**Exercise**
Spot each line in the data below containing "information" and copy it.

**Provided entries**
-- Opening Marker --
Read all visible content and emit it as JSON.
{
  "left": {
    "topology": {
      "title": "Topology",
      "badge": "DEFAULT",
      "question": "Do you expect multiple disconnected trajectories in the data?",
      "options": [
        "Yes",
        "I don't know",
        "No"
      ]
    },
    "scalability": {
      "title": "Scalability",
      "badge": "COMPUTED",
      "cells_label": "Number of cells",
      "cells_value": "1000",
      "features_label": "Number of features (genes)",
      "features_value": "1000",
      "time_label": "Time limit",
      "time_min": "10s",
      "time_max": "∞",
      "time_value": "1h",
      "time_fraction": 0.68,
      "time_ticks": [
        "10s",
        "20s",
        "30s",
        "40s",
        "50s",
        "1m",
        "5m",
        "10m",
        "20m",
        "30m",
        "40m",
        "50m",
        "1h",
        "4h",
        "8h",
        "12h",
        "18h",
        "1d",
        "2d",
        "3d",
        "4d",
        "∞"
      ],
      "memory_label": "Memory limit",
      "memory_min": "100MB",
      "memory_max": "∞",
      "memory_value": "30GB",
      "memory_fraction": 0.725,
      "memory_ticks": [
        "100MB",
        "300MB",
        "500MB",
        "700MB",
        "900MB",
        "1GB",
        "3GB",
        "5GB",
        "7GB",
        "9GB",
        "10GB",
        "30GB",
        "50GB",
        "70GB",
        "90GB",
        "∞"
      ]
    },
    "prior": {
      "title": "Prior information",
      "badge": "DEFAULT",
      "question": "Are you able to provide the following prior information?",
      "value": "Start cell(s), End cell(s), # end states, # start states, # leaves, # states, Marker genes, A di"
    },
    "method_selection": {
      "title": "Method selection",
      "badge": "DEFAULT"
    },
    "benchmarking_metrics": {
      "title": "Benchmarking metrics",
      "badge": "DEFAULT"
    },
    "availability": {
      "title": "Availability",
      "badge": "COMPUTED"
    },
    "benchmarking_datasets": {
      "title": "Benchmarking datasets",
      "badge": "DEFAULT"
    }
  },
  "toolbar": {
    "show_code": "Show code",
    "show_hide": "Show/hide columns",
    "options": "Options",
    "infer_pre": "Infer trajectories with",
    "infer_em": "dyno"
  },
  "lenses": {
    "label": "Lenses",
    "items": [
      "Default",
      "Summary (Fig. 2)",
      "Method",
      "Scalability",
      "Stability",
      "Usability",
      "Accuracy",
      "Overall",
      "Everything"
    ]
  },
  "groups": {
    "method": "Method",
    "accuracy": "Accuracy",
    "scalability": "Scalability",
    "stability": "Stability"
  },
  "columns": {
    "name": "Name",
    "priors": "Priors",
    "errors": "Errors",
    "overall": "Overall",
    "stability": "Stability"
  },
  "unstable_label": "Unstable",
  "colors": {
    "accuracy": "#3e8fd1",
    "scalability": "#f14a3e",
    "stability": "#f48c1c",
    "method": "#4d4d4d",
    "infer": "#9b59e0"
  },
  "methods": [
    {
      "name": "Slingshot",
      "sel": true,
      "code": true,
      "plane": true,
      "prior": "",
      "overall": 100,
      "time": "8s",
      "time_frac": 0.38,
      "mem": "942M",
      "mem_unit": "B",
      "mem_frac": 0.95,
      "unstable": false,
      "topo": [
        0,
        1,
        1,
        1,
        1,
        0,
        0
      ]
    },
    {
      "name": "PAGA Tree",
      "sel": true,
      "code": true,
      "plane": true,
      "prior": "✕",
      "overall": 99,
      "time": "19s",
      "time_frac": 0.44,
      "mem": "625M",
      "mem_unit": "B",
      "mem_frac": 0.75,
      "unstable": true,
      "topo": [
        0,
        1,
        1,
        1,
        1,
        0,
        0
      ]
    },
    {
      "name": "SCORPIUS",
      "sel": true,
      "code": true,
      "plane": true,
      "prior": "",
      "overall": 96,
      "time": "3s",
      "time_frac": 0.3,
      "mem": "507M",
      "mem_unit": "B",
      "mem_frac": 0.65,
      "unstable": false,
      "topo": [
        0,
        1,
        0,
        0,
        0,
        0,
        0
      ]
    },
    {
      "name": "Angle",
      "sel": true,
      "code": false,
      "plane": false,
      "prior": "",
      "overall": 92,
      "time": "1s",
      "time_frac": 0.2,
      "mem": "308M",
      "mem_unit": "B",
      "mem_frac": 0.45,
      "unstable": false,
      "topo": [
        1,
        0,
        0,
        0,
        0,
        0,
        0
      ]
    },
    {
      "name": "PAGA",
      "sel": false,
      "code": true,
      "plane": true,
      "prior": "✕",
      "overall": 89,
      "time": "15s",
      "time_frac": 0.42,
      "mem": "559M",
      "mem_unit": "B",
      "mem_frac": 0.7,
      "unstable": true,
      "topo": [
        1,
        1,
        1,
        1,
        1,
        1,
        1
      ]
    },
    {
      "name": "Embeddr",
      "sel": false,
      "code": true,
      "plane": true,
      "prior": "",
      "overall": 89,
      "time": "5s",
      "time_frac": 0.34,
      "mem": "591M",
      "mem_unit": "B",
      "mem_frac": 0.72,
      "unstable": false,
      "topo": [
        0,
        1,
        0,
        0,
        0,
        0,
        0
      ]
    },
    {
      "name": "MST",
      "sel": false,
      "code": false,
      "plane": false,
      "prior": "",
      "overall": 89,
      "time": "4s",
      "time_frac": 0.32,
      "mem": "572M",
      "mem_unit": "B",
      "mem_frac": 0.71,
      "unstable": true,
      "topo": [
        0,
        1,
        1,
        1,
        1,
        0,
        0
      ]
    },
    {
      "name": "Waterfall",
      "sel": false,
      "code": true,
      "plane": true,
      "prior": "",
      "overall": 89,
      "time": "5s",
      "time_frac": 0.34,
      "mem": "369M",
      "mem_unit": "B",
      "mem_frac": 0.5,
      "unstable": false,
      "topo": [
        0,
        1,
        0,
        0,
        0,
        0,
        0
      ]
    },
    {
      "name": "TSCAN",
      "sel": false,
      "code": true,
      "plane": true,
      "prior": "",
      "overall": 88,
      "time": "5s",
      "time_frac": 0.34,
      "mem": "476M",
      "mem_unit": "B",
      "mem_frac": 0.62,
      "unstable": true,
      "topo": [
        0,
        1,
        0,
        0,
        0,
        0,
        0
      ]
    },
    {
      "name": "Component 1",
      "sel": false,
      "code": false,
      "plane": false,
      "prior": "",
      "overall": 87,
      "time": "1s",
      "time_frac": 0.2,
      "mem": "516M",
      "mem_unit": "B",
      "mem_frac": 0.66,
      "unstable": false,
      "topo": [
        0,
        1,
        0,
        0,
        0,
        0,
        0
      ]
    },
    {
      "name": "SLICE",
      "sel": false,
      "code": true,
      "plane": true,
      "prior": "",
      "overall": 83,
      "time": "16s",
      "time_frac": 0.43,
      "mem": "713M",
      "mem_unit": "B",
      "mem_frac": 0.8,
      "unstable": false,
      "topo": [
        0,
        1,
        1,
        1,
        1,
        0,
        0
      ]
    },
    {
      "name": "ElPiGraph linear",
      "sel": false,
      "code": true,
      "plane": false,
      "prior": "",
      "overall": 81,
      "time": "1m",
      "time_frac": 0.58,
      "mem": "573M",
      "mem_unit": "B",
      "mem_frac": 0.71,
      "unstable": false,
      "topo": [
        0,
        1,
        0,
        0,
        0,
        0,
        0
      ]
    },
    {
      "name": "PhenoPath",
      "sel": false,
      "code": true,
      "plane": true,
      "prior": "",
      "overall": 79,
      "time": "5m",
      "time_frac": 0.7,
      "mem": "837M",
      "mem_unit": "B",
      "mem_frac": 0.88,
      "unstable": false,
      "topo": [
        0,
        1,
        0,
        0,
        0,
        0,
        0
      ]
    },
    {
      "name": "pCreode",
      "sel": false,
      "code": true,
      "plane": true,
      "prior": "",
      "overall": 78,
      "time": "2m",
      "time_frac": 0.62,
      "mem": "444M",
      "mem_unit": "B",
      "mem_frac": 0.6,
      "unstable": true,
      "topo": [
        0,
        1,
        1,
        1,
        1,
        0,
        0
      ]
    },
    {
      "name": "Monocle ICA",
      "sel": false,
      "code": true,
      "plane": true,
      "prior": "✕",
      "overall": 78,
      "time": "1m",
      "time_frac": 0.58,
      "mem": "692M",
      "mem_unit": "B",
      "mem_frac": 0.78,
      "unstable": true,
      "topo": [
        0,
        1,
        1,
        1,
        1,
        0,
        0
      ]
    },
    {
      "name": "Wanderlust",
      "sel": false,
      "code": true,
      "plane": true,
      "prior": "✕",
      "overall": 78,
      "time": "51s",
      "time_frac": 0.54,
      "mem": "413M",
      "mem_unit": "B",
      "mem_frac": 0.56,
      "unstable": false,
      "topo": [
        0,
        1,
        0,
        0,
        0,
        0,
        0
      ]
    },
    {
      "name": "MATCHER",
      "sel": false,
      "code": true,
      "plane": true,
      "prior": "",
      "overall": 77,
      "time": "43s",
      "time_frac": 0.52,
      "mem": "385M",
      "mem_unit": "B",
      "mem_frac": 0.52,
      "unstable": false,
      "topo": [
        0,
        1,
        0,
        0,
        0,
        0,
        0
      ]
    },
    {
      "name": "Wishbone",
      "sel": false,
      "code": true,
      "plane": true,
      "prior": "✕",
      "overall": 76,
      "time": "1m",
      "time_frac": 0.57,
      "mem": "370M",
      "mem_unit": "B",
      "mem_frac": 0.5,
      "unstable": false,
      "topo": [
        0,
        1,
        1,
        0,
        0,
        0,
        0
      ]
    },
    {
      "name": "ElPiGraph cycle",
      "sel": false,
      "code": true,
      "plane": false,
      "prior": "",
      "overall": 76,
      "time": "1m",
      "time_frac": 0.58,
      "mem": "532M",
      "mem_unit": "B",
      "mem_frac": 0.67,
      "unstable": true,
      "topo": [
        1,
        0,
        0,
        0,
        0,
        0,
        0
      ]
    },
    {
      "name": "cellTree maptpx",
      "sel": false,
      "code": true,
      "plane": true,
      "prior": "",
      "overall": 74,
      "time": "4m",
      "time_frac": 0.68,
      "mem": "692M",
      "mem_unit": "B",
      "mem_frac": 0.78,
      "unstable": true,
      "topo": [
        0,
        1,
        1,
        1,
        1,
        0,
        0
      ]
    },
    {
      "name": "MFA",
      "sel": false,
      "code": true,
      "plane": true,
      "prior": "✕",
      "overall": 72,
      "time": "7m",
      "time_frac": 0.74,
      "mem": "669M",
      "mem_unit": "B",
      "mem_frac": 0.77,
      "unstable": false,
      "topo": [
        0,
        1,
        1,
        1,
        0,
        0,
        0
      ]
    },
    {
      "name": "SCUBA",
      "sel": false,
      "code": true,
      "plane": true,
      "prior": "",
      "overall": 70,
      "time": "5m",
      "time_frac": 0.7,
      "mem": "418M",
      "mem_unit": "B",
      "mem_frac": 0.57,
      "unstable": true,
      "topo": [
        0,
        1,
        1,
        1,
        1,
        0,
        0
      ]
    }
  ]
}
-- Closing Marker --
**Response box**
      "title": "Prior information",
      "question": "Are you able to provide the following prior information?",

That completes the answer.